Newly-built Commonwealth Games Village attracts criticism on various fronts; organisers remain unfazed, reports Siddhanth Aney.

other Updated: Sep 22, 2010 00:18 IST
Siddhanth Aney

The minutes of the meeting held between the Organising Committee and the six foreign mission chiefs, and pictures of the Games Village, have revealed that the venue is far from being complete.

Sources indicated that the issues cited include dirtiness of living areas and toilets, presence of stray dogs, mosquitoes and a high chance of disease.

While security and other facilities, including the dining hall, gymnasium and other recreational and sports facilities were deemed more than acceptable, the same was not the case with the athletes living areas.

New Zealand chef de mission, Dave Currie, was the first to express dissatisfaction. “The way things are right now, it's not up to scratch,” Currie told Newstalk ZB. He also implied that the Games were under threat because “if the Village is not complete, the athletes can't come.
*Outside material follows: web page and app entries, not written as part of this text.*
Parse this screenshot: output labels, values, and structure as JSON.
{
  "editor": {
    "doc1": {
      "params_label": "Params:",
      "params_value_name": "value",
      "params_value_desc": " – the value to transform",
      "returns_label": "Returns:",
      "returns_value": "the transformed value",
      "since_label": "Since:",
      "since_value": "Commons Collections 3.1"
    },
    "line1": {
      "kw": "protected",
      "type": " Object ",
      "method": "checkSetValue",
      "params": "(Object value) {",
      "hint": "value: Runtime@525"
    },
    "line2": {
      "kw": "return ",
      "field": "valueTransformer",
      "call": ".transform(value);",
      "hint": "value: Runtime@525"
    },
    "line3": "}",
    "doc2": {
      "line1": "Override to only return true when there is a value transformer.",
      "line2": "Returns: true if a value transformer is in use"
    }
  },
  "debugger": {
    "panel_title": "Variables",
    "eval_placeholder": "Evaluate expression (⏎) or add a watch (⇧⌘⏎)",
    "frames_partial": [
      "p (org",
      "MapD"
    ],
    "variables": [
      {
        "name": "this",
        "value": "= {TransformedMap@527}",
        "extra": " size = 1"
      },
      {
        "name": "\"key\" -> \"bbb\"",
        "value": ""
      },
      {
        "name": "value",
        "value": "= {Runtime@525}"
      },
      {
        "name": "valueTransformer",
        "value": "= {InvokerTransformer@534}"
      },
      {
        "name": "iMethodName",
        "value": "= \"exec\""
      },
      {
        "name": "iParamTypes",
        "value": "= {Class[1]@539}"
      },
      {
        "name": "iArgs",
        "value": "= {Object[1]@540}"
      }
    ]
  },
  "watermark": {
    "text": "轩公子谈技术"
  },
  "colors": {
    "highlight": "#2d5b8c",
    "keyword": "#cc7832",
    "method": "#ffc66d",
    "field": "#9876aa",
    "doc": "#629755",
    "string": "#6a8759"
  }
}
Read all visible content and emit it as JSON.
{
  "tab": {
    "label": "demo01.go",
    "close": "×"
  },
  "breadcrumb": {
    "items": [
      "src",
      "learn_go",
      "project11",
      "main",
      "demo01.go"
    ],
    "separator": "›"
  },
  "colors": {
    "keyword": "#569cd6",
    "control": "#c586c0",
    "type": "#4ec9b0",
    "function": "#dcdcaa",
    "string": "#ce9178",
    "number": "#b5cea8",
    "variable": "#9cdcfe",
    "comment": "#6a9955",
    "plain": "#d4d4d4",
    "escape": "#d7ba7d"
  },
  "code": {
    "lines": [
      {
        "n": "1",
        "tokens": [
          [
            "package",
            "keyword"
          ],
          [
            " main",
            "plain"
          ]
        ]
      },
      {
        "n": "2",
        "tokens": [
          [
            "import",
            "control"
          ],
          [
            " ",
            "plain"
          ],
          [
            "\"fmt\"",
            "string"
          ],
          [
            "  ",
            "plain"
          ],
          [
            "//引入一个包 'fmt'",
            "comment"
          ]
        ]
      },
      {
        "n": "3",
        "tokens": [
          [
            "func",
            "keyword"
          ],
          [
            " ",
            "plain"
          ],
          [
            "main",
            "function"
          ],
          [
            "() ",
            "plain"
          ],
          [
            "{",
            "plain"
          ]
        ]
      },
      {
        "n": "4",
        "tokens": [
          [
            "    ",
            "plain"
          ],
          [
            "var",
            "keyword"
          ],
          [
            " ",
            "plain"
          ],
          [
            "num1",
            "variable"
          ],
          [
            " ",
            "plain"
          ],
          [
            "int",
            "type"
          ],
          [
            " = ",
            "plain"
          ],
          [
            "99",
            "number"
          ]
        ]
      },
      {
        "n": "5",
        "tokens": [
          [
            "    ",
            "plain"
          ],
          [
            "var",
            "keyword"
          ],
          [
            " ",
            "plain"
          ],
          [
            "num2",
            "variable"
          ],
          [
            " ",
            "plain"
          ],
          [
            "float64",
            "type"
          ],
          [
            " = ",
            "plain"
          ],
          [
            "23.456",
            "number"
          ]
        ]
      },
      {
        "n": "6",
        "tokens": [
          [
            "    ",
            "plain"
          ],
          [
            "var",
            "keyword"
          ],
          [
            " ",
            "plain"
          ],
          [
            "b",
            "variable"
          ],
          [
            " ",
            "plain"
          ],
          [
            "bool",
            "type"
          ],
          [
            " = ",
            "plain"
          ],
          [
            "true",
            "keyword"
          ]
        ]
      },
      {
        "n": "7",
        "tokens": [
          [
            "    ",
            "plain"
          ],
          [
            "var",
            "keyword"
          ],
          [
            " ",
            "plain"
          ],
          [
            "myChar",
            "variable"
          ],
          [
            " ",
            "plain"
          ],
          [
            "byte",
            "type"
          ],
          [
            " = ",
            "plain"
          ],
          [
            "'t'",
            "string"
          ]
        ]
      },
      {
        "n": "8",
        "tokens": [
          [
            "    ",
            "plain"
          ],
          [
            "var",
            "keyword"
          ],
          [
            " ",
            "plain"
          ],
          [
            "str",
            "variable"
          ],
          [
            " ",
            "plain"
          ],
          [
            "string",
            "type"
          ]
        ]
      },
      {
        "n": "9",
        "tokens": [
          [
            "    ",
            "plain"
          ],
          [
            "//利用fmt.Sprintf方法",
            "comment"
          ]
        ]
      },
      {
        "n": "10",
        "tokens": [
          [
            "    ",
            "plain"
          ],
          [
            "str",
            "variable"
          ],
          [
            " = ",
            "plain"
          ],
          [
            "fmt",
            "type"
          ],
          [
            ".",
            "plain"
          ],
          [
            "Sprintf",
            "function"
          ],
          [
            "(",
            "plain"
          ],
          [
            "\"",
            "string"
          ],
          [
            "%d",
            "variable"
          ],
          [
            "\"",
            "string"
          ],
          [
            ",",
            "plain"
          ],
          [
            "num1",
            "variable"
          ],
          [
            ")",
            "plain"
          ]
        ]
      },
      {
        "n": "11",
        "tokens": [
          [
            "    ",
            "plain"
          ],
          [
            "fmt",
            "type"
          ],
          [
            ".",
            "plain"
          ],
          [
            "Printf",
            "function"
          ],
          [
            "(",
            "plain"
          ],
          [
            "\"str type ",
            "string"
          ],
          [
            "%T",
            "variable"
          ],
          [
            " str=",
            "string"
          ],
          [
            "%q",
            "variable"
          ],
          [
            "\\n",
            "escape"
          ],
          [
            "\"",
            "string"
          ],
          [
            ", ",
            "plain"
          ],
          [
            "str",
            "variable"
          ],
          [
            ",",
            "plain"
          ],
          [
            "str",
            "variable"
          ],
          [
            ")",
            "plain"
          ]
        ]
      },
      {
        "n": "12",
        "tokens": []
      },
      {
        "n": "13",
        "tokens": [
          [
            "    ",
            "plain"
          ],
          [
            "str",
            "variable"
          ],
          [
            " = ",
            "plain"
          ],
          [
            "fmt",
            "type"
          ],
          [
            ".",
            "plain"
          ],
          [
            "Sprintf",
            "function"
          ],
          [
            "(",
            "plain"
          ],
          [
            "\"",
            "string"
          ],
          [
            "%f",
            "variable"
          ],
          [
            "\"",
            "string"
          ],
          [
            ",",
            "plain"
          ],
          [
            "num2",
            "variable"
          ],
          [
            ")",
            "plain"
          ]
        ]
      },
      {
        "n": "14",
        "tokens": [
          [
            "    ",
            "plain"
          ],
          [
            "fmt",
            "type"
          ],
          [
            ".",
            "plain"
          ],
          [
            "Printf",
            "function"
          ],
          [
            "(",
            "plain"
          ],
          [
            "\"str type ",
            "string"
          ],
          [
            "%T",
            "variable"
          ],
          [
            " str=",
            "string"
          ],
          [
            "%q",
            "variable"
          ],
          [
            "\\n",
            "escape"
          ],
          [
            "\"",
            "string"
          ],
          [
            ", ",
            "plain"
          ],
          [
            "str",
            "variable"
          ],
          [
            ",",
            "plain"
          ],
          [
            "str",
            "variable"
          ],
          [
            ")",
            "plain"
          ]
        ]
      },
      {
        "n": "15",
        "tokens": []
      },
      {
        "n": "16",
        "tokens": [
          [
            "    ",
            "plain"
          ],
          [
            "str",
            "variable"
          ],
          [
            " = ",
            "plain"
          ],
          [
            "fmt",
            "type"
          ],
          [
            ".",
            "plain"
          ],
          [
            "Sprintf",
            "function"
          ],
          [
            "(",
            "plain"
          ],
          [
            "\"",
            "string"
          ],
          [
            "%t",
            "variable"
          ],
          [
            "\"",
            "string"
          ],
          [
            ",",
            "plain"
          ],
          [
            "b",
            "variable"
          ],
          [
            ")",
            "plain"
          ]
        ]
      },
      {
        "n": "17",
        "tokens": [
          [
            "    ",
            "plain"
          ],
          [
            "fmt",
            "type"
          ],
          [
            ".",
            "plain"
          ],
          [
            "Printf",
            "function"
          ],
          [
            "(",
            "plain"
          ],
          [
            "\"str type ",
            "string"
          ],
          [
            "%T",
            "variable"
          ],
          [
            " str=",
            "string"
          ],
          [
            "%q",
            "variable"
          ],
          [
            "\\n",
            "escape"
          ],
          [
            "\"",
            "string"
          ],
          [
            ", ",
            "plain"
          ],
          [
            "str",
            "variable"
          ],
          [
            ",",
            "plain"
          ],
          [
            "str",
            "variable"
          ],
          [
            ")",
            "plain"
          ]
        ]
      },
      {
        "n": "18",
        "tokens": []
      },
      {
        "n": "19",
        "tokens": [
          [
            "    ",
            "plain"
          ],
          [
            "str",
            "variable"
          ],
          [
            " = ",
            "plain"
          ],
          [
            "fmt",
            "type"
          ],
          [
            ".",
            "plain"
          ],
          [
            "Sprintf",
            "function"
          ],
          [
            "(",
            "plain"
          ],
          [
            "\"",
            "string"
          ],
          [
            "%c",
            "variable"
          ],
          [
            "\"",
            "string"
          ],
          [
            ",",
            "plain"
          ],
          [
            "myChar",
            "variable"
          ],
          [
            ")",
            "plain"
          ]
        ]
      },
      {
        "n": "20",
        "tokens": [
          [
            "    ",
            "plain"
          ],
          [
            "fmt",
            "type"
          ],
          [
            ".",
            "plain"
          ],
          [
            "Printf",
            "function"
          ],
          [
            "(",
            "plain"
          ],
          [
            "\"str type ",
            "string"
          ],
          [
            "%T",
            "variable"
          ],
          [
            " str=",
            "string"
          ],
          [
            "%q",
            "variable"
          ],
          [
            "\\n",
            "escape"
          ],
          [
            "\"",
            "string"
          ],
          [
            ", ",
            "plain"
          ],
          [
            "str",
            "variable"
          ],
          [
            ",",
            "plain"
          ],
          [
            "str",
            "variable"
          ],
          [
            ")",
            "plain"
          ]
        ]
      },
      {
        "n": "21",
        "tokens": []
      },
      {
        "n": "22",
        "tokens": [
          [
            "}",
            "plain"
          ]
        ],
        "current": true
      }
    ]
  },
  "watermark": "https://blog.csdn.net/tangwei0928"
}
It is unacceptable for the OC to put athletes through this”.

New Zealand Prime Minister John Key though said that the state of the village did not necessarily mean that the Games are off, and nor would it be likely that his nation would pull out.

Scotland also issued a strongly worded statement saying, “Allocated accommodation blocks were far from finished and in our view, unsafe and unfit for human habitation.” Both Scotland and New Zealand have since been offered, and have accepted, alternate blocks of residence, but that does not address the core issue.

Australia on the other hand did not seem too concerned about the overall state of the village, although chef de mission Steve Moneghetti did say that the organisers “have got two days to do what's probably going to take about two weeks.”

OC secretary-general Lalit Bhanot and Games Village mayor, Major Dalbir Singh both said that they appreciated the concerns expressed by these delegations, but refuted claims that work would not be finished on time, or that the Village would be unlivable.

“The Village is a world class setup. The facilities are unmatched by any of the games villages I have visited over the years. Yes, there is a lot of cleaning work to be done, but that will be finished before the Village is opened,” Bhanot said.

Bhanot also said that standards of hygiene are highly subjective, and that the OC had instructed those responsible to “upgrade their standards to match what the international teams are looking for.”

Singh, meanwhile, chose to use the oft-repeated analogy of the process of building a new house. “Until you start living in the house, there are bound to be small issues. We have taken note of all the concerns and are working hard to sort them out.”

With the OC, the DDA, NDMC, CPWD and now the Delhi and Central governments involved in the process, it might just end up being a case of too many cooks.